◆ WHAT TO DO: Keeping every word intact, reproduce all of the records.

◆ RECORDS SHOWN:
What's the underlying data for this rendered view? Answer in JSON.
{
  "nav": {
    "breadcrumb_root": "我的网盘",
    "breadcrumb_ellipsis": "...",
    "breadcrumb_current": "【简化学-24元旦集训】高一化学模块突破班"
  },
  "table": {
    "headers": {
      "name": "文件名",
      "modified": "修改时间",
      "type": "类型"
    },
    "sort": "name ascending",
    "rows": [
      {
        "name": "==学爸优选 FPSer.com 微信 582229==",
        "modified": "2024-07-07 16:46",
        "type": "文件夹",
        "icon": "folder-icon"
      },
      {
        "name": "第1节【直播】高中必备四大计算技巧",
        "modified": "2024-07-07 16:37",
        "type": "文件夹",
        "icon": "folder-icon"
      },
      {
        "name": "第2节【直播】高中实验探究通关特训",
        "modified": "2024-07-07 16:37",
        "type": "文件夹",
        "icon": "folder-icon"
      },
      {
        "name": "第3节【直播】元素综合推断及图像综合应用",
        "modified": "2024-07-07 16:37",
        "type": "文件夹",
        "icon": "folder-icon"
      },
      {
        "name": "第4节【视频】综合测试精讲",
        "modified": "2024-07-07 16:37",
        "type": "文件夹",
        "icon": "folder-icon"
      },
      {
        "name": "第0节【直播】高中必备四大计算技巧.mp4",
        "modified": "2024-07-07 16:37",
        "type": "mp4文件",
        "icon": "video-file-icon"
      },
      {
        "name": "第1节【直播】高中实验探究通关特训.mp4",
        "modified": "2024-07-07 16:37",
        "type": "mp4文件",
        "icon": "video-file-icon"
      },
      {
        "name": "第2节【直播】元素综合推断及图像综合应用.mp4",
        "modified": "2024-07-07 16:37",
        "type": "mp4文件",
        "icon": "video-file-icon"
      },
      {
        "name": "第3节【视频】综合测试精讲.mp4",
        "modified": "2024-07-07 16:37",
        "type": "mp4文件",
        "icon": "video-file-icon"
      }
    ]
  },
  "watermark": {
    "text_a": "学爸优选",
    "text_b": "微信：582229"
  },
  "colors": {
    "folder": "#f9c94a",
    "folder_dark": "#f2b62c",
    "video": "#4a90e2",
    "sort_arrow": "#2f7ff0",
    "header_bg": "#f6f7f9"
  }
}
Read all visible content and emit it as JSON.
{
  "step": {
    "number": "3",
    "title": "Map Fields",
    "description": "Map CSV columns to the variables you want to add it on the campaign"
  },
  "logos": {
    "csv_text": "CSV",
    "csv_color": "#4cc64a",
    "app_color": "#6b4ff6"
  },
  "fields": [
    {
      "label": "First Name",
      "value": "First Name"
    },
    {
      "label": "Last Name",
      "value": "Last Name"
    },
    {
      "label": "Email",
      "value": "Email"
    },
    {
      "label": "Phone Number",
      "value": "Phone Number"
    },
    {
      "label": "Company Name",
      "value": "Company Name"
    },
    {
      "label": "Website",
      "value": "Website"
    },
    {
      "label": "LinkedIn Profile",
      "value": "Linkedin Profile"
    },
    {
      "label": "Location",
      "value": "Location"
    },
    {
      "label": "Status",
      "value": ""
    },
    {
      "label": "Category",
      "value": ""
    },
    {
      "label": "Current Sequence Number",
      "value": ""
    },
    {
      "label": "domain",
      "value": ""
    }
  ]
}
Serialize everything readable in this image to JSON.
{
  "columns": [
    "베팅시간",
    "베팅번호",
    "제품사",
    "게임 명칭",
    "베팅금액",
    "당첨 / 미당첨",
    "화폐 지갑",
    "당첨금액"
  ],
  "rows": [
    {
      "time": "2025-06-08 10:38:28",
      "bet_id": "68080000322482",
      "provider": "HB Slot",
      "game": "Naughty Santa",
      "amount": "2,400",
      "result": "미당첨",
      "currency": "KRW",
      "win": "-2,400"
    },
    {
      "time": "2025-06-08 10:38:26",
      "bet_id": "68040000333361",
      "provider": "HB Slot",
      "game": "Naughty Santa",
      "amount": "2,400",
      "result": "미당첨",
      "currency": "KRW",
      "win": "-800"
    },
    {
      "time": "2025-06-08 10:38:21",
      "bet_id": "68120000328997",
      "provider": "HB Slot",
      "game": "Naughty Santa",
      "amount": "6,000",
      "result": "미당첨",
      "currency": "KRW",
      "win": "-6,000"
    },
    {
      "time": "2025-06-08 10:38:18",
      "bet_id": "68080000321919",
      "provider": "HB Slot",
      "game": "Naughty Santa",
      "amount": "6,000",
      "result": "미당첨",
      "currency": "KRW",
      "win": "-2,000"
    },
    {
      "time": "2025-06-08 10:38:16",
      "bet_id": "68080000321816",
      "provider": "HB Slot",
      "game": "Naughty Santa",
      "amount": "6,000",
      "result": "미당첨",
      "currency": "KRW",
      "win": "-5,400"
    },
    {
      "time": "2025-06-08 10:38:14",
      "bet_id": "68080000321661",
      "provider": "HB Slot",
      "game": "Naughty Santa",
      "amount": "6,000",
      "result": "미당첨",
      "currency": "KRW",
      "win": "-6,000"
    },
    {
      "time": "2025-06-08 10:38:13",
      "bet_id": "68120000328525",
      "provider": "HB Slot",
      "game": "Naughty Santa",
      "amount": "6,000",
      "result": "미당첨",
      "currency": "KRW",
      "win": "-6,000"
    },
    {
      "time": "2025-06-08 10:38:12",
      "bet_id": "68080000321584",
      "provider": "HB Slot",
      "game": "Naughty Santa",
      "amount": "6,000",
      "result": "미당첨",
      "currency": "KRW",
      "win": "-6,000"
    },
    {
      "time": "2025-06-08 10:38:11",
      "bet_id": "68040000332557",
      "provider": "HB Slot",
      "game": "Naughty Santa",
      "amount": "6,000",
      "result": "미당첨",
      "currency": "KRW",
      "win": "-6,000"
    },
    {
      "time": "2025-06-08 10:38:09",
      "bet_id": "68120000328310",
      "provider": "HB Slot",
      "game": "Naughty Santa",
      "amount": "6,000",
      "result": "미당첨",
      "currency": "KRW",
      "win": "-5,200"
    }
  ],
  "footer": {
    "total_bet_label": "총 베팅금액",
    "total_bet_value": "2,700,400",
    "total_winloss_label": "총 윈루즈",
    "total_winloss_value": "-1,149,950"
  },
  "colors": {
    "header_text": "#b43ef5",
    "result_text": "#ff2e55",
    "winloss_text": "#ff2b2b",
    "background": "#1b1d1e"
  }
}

◆ TASK SOLUTION:
What's the underlying data for this rendered view? Answer in JSON.
{
  "nav": {
    "breadcrumb_root": "我的网盘",
    "breadcrumb_ellipsis": "...",
    "breadcrumb_current": "【简化学-24元旦集训】高一化学模块突破班"
  },
  "table": {
    "headers": {
      "name": "文件名",
      "modified": "修改时间",
      "type": "类型"
    },
    "sort": "name ascending",
    "rows": [
      {
        "name": "==学爸优选 FPSer.com 微信 582229==",
        "modified": "2024-07-07 16:46",
        "type": "文件夹",
        "icon": "folder-icon"
      },
      {
        "name": "第1节【直播】高中必备四大计算技巧",
        "modified": "2024-07-07 16:37",
        "type": "文件夹",
        "icon": "folder-icon"
      },
      {
        "name": "第2节【直播】高中实验探究通关特训",
        "modified": "2024-07-07 16:37",
        "type": "文件夹",
        "icon": "folder-icon"
      },
      {
        "name": "第3节【直播】元素综合推断及图像综合应用",
        "modified": "2024-07-07 16:37",
        "type": "文件夹",
        "icon": "folder-icon"
      },
      {
        "name": "第4节【视频】综合测试精讲",
        "modified": "2024-07-07 16:37",
        "type": "文件夹",
        "icon": "folder-icon"
      },
      {
        "name": "第0节【直播】高中必备四大计算技巧.mp4",
        "modified": "2024-07-07 16:37",
        "type": "mp4文件",
        "icon": "video-file-icon"
      },
      {
        "name": "第1节【直播】高中实验探究通关特训.mp4",
        "modified": "2024-07-07 16:37",
        "type": "mp4文件",
        "icon": "video-file-icon"
      },
      {
        "name": "第2节【直播】元素综合推断及图像综合应用.mp4",
        "modified": "2024-07-07 16:37",
        "type": "mp4文件",
        "icon": "video-file-icon"
      },
      {
        "name": "第3节【视频】综合测试精讲.mp4",
        "modified": "2024-07-07 16:37",
        "type": "mp4文件",
        "icon": "video-file-icon"
      }
    ]
  },
  "watermark": {
    "text_a": "学爸优选",
    "text_b": "微信：582229"
  },
  "colors": {
    "folder": "#f9c94a",
    "folder_dark": "#f2b62c",
    "video": "#4a90e2",
    "sort_arrow": "#2f7ff0",
    "header_bg": "#f6f7f9"
  }
}
Read all visible content and emit it as JSON.
{
  "step": {
    "number": "3",
    "title": "Map Fields",
    "description": "Map CSV columns to the variables you want to add it on the campaign"
  },
  "logos": {
    "csv_text": "CSV",
    "csv_color": "#4cc64a",
    "app_color": "#6b4ff6"
  },
  "fields": [
    {
      "label": "First Name",
      "value": "First Name"
    },
    {
      "label": "Last Name",
      "value": "Last Name"
    },
    {
      "label": "Email",
      "value": "Email"
    },
    {
      "label": "Phone Number",
      "value": "Phone Number"
    },
    {
      "label": "Company Name",
      "value": "Company Name"
    },
    {
      "label": "Website",
      "value": "Website"
    },
    {
      "label": "LinkedIn Profile",
      "value": "Linkedin Profile"
    },
    {
      "label": "Location",
      "value": "Location"
    },
    {
      "label": "Status",
      "value": ""
    },
    {
      "label": "Category",
      "value": ""
    },
    {
      "label": "Current Sequence Number",
      "value": ""
    },
    {
      "label": "domain",
      "value": ""
    }
  ]
}
Serialize everything readable in this image to JSON.
{
  "columns": [
    "베팅시간",
    "베팅번호",
    "제품사",
    "게임 명칭",
    "베팅금액",
    "당첨 / 미당첨",
    "화폐 지갑",
    "당첨금액"
  ],
  "rows": [
    {
      "time": "2025-06-08 10:38:28",
      "bet_id": "68080000322482",
      "provider": "HB Slot",
      "game": "Naughty Santa",
      "amount": "2,400",
      "result": "미당첨",
      "currency": "KRW",
      "win": "-2,400"
    },
    {
      "time": "2025-06-08 10:38:26",
      "bet_id": "68040000333361",
      "provider": "HB Slot",
      "game": "Naughty Santa",
      "amount": "2,400",
      "result": "미당첨",
      "currency": "KRW",
      "win": "-800"
    },
    {
      "time": "2025-06-08 10:38:21",
      "bet_id": "68120000328997",
      "provider": "HB Slot",
      "game": "Naughty Santa",
      "amount": "6,000",
      "result": "미당첨",
      "currency": "KRW",
      "win": "-6,000"
    },
    {
      "time": "2025-06-08 10:38:18",
      "bet_id": "68080000321919",
      "provider": "HB Slot",
      "game": "Naughty Santa",
      "amount": "6,000",
      "result": "미당첨",
      "currency": "KRW",
      "win": "-2,000"
    },
    {
      "time": "2025-06-08 10:38:16",
      "bet_id": "68080000321816",
      "provider": "HB Slot",
      "game": "Naughty Santa",
      "amount": "6,000",
      "result": "미당첨",
      "currency": "KRW",
      "win": "-5,400"
    },
    {
      "time": "2025-06-08 10:38:14",
      "bet_id": "68080000321661",
      "provider": "HB Slot",
      "game": "Naughty Santa",
      "amount": "6,000",
      "result": "미당첨",
      "currency": "KRW",
      "win": "-6,000"
    },
    {
      "time": "2025-06-08 10:38:13",
      "bet_id": "68120000328525",
      "provider": "HB Slot",
      "game": "Naughty Santa",
      "amount": "6,000",
      "result": "미당첨",
      "currency": "KRW",
      "win": "-6,000"
    },
    {
      "time": "2025-06-08 10:38:12",
      "bet_id": "68080000321584",
      "provider": "HB Slot",
      "game": "Naughty Santa",
      "amount": "6,000",
      "result": "미당첨",
      "currency": "KRW",
      "win": "-6,000"
    },
    {
      "time": "2025-06-08 10:38:11",
      "bet_id": "68040000332557",
      "provider": "HB Slot",
      "game": "Naughty Santa",
      "amount": "6,000",
      "result": "미당첨",
      "currency": "KRW",
      "win": "-6,000"
    },
    {
      "time": "2025-06-08 10:38:09",
      "bet_id": "68120000328310",
      "provider": "HB Slot",
      "game": "Naughty Santa",
      "amount": "6,000",
      "result": "미당첨",
      "currency": "KRW",
      "win": "-5,200"
    }
  ],
  "footer": {
    "total_bet_label": "총 베팅금액",
    "total_bet_value": "2,700,400",
    "total_winloss_label": "총 윈루즈",
    "total_winloss_value": "-1,149,950"
  },
  "colors": {
    "header_text": "#b43ef5",
    "result_text": "#ff2e55",
    "winloss_text": "#ff2b2b",
    "background": "#1b1d1e"
  }
}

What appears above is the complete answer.